Your objective
Retype the data exactly, skipping any picture in it.
--- Source material Enclosed Below ---
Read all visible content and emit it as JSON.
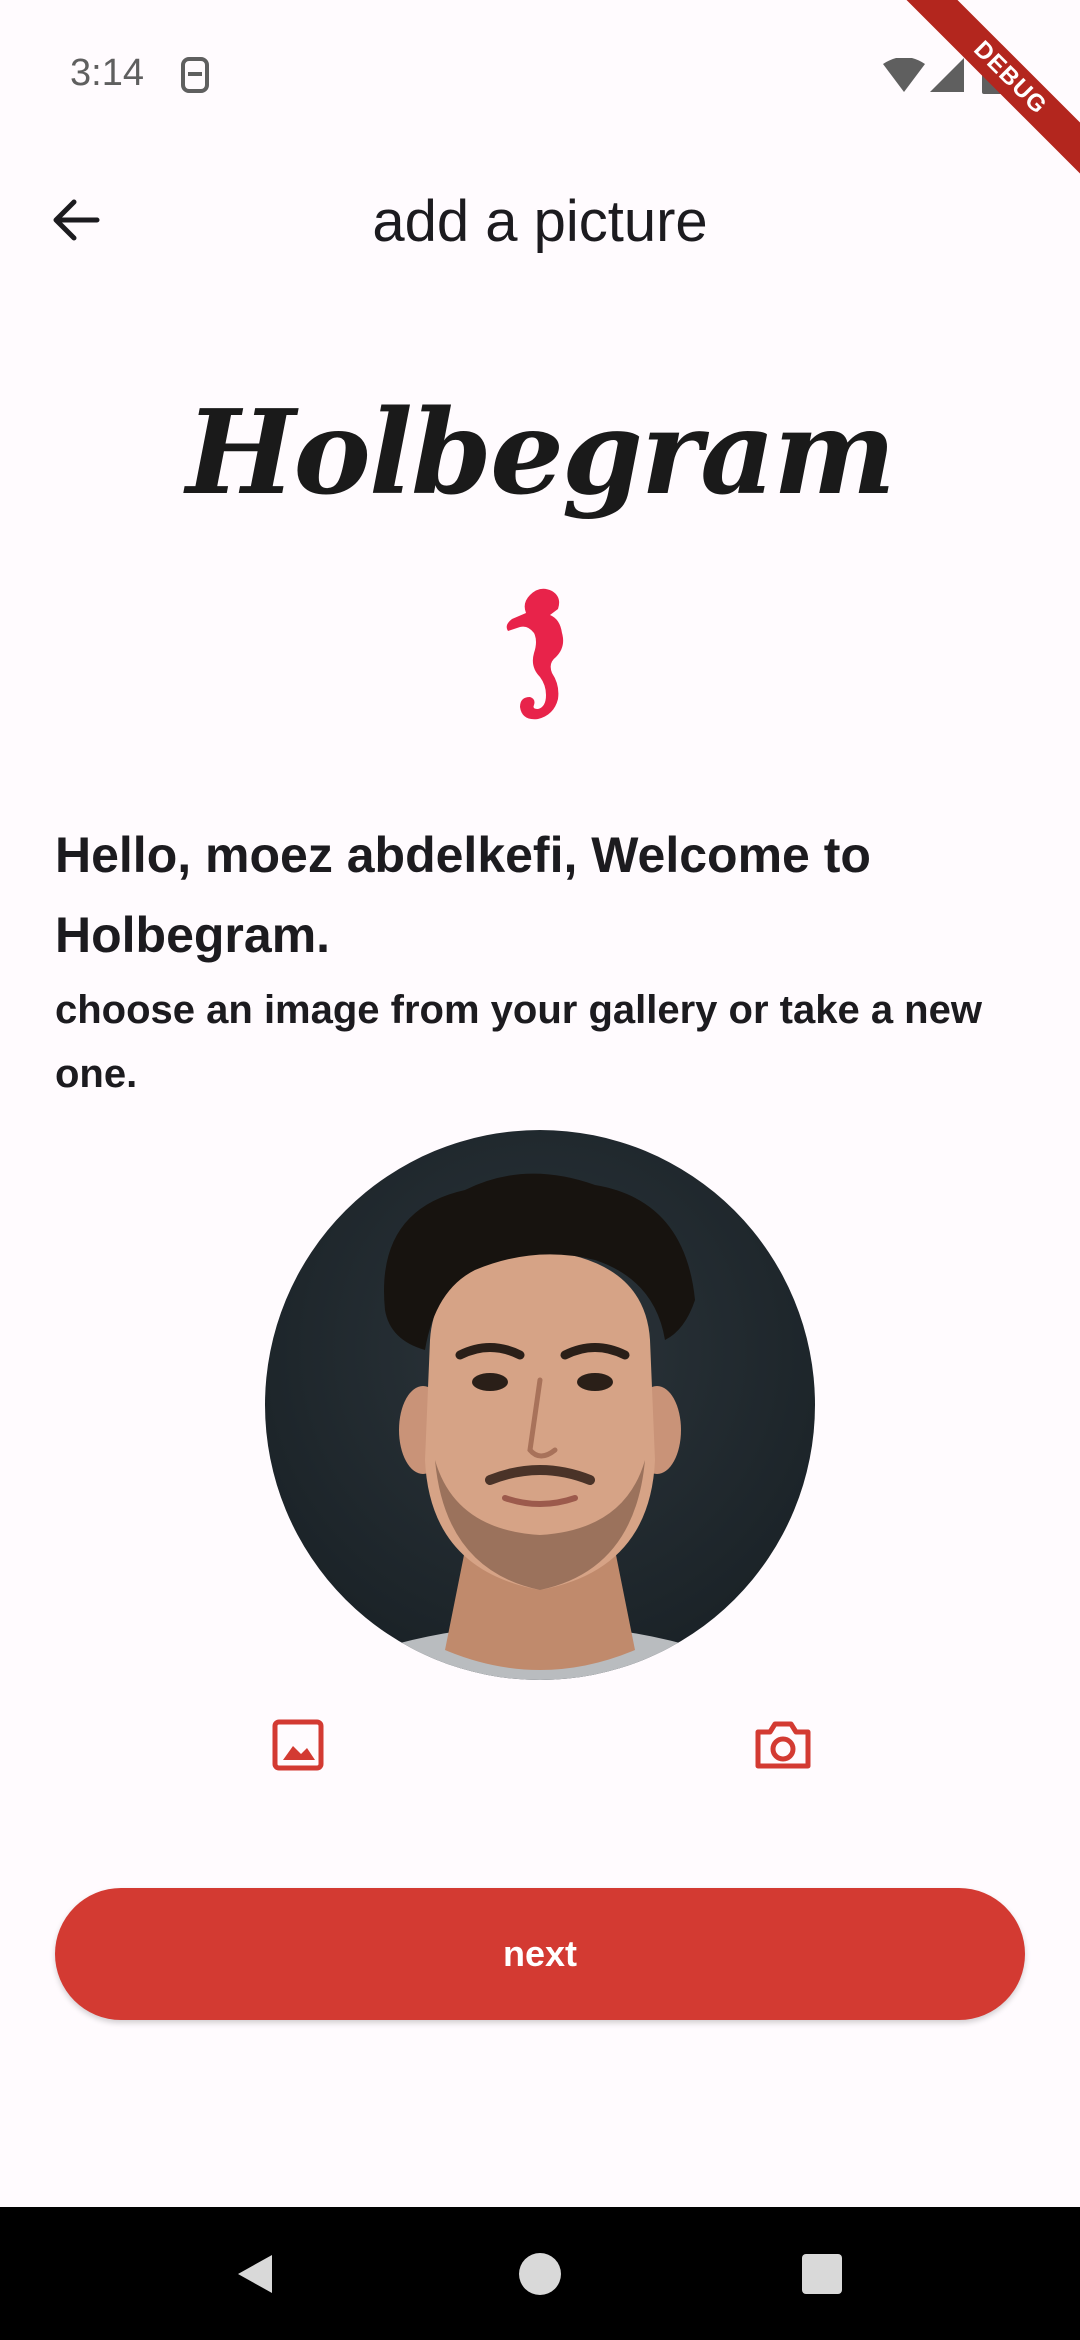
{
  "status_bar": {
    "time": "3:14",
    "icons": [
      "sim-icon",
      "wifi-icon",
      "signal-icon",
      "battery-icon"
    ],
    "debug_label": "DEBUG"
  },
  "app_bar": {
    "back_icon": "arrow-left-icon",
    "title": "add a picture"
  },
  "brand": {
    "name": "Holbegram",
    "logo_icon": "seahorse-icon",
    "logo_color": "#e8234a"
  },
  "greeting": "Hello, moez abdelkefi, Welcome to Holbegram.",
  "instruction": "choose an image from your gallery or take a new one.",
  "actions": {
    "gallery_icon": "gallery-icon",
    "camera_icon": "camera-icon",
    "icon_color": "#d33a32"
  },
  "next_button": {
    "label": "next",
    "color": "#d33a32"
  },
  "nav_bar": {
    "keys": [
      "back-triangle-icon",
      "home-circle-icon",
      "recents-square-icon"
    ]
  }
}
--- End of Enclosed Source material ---
Answer to this task
Read all visible content and emit it as JSON.
{
  "status_bar": {
    "time": "3:14",
    "icons": [
      "sim-icon",
      "wifi-icon",
      "signal-icon",
      "battery-icon"
    ],
    "debug_label": "DEBUG"
  },
  "app_bar": {
    "back_icon": "arrow-left-icon",
    "title": "add a picture"
  },
  "brand": {
    "name": "Holbegram",
    "logo_icon": "seahorse-icon",
    "logo_color": "#e8234a"
  },
  "greeting": "Hello, moez abdelkefi, Welcome to Holbegram.",
  "instruction": "choose an image from your gallery or take a new one.",
  "actions": {
    "gallery_icon": "gallery-icon",
    "camera_icon": "camera-icon",
    "icon_color": "#d33a32"
  },
  "next_button": {
    "label": "next",
    "color": "#d33a32"
  },
  "nav_bar": {
    "keys": [
      "back-triangle-icon",
      "home-circle-icon",
      "recents-square-icon"
    ]
  }
}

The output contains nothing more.